Currently, there is strong interest within the military to better understand the effects of long-term occupational exposure to repeated low-level blast on health and performance. To gain traction on the chronic sequelae of blast, we focused on breaching—a tactical technique for gaining entry into closed/blocked spaces by placing explosives and maintaining a calculated safe distance from the detonation. Using a cross-sectional design, we compared the neuropsychological and neurocognitive profiles of breaching instructors and range staff to sex- and age-matched Canadian Armed Forces (CAF) controls. Univariate tests demonstrated that breaching was associated with greater post-concussive symptoms (Rivermead Post Concussion Symptoms Questionnaire) and lower levels of energy (RAND SF-36). In addition, breaching instructors and range staff were slower on a test that requires moving and thinking simultaneously (i.e., cognitive-motor integration). Next, using a multivariate approach, we explored the impact of other possible sources of injury, including concussion and prior war-zone deployment on the same outcomes.

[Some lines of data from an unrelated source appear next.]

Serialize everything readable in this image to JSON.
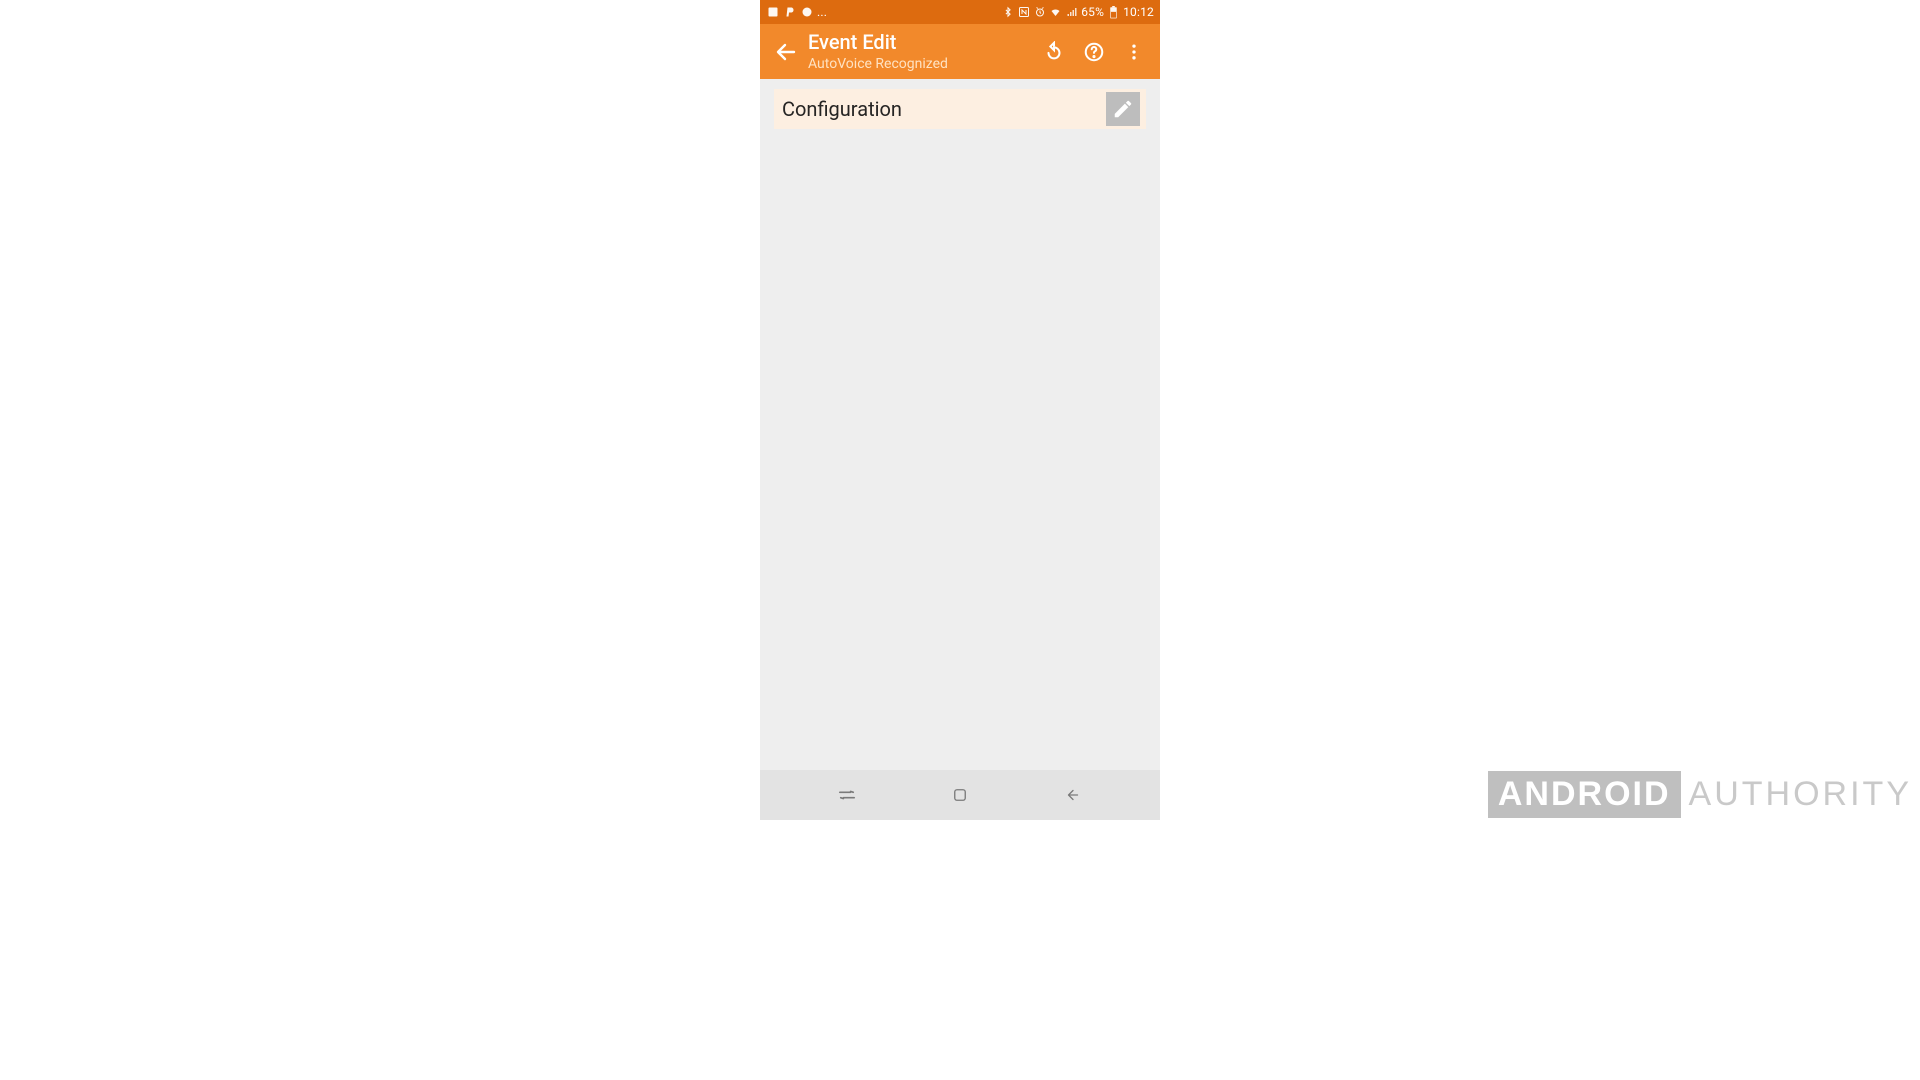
{
  "status_bar": {
    "ellipsis": "...",
    "battery_text": "65%",
    "time": "10:12"
  },
  "app_bar": {
    "title": "Event Edit",
    "subtitle": "AutoVoice Recognized"
  },
  "content": {
    "configuration_label": "Configuration"
  },
  "watermark": {
    "brand_boxed": "ANDROID",
    "brand_rest": "AUTHORITY"
  }
}
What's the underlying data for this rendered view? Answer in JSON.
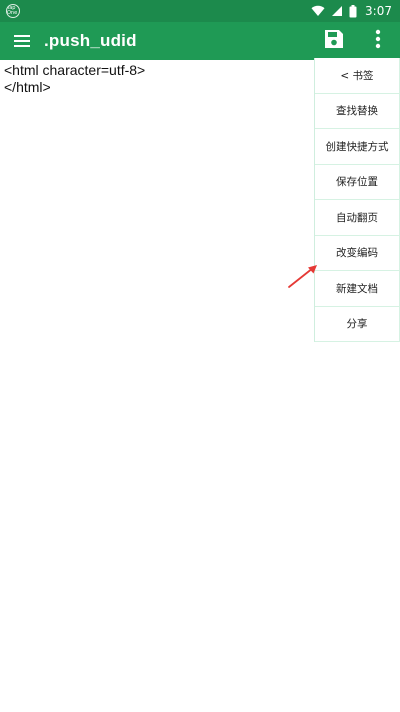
{
  "status_bar": {
    "app_badge_text": "Tap One",
    "time": "3:07",
    "background": "#1c8a4c",
    "icons": [
      "wifi-icon",
      "signal-icon",
      "battery-icon"
    ]
  },
  "app_bar": {
    "title": ".push_udid",
    "background": "#1f9a55",
    "icons": [
      "menu-icon",
      "save-icon",
      "more-vertical-icon"
    ]
  },
  "editor": {
    "content": "<html character=utf-8>\n</html>"
  },
  "side_menu": {
    "items": [
      {
        "label": "< 书签"
      },
      {
        "label": "查找替换"
      },
      {
        "label": "创建快捷方式"
      },
      {
        "label": "保存位置"
      },
      {
        "label": "自动翻页"
      },
      {
        "label": "改变编码"
      },
      {
        "label": "新建文档"
      },
      {
        "label": "分享"
      }
    ]
  },
  "annotation": {
    "arrow_color": "#e53935"
  }
}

Concussion history was associated with higher post-concussive scores and musculoskeletal problems, whereas deployment was associated with higher post-concussive scores, but lower energy and greater PTSD symptomatology (using PCL-5). Our results indicate that although breaching, concussion, and deployment were similarly correlated with greater post-concussive symptoms, concussion history appears to be uniquely associated with altered musculoskeletal function, whereas deployment history appears to be uniquely associated with lower energy and risk of PTSD. We argue that the broader injury context must, therefore, be considered when studying the impact of repetitive low-level explosives on health and performance in military members.
Available at: http://works.bepress.com/douglas-fraser/37/